The development of AVoS follows a user-centered-design approach. This means that users from the target group are included in the development process. The development is cyclic with the following four stages: (1) a goal is set, (2) it is implemented, (3) it is tested with users, and (4) it is evaluated. Then the goal is re-assessed and the cycle begins anew.
Before the actual implementation an exploratory studies is conducted to assess the concept. The following gives an idea of how the design of the auditory feedback patterns has been found in collaboration with visually impaired people, describing three full cycles of usability testing. Firstly, the concept (0.0) was evaluated. To this end, humans correct their spelling errors orally, in a situation where they do not see what they have typed. Particular feedback patterns are recorded. Secondly, the recorded feedback (1.0) was evaluated. The test moderator played the feedback where appropriate and helped the test person in case it was insuﬃcient. Thirdly, the feedback that worked best was automatised within a prototype (2.0) and evaluated again. The picture below illustrates the methodology used.
It becomes clear that an exploratory study at this stage allows a greater degree of freedom compared to testing with an existing prototype. The test moderator is able to change their approach in order to find out which strategies work best. The goal is for the system to respond kust like a real language tutor would. It is hence useful to know how a real language tutor would react. Efficient teaching strategies are then more and more automatised. A solution is implemented only when a concept has been proven successful with the users.

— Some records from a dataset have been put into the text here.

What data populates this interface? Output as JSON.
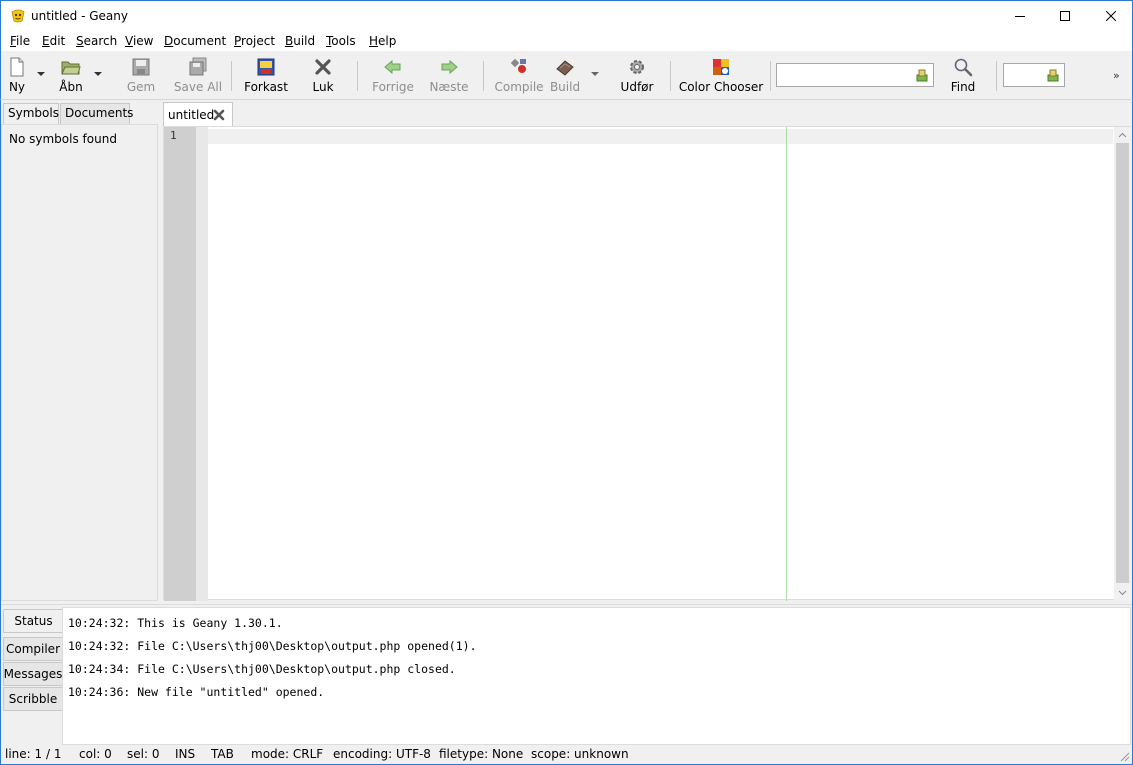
{
  "window": {
    "title": "untitled - Geany",
    "icon": "geany-app-icon"
  },
  "menu": [
    {
      "label": "File",
      "underline": "F",
      "rest": "ile"
    },
    {
      "label": "Edit",
      "underline": "E",
      "rest": "dit"
    },
    {
      "label": "Search",
      "underline": "S",
      "rest": "earch"
    },
    {
      "label": "View",
      "underline": "V",
      "rest": "iew"
    },
    {
      "label": "Document",
      "underline": "D",
      "rest": "ocument"
    },
    {
      "label": "Project",
      "underline": "P",
      "rest": "roject"
    },
    {
      "label": "Build",
      "underline": "B",
      "rest": "uild"
    },
    {
      "label": "Tools",
      "underline": "T",
      "rest": "ools"
    },
    {
      "label": "Help",
      "underline": "H",
      "rest": "elp"
    }
  ],
  "toolbar": {
    "new": {
      "label": "Ny",
      "icon": "new-file-icon",
      "enabled": true
    },
    "open": {
      "label": "Åbn",
      "icon": "open-folder-icon",
      "enabled": true
    },
    "save": {
      "label": "Gem",
      "icon": "save-icon",
      "enabled": false
    },
    "save_all": {
      "label": "Save All",
      "icon": "save-all-icon",
      "enabled": false
    },
    "revert": {
      "label": "Forkast",
      "icon": "revert-icon",
      "enabled": true
    },
    "close": {
      "label": "Luk",
      "icon": "close-icon",
      "enabled": true
    },
    "back": {
      "label": "Forrige",
      "icon": "arrow-left-icon",
      "enabled": false
    },
    "forward": {
      "label": "Næste",
      "icon": "arrow-right-icon",
      "enabled": false
    },
    "compile": {
      "label": "Compile",
      "icon": "compile-icon",
      "enabled": false
    },
    "build": {
      "label": "Build",
      "icon": "build-icon",
      "enabled": false
    },
    "execute": {
      "label": "Udfør",
      "icon": "gear-icon",
      "enabled": true
    },
    "color_chooser": {
      "label": "Color Chooser",
      "icon": "color-chooser-icon",
      "enabled": true
    },
    "search_value": "",
    "find": {
      "label": "Find",
      "icon": "magnifier-icon",
      "enabled": true
    },
    "goto_value": ""
  },
  "sidebar": {
    "tabs": [
      "Symbols",
      "Documents"
    ],
    "active_tab": "Symbols",
    "message": "No symbols found"
  },
  "editor": {
    "tab_label": "untitled",
    "line_numbers": [
      "1"
    ],
    "content": ""
  },
  "messages": {
    "tabs": [
      "Status",
      "Compiler",
      "Messages",
      "Scribble"
    ],
    "active_tab": "Status",
    "lines": [
      "10:24:32: This is Geany 1.30.1.",
      "10:24:32: File C:\\Users\\thj00\\Desktop\\output.php opened(1).",
      "10:24:34: File C:\\Users\\thj00\\Desktop\\output.php closed.",
      "10:24:36: New file \"untitled\" opened."
    ]
  },
  "statusbar": {
    "line": "line: 1 / 1",
    "col": "col: 0",
    "sel": "sel: 0",
    "ins": "INS",
    "tab": "TAB",
    "mode": "mode: CRLF",
    "encoding": "encoding: UTF-8",
    "filetype": "filetype: None",
    "scope": "scope: unknown"
  },
  "colors": {
    "frame": "#2b79d1",
    "long_line_marker": "#a8e0a0",
    "gutter": "#cfcfcf"
  }
}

At this point, the prototype is evaluated again to find out which features are still missing.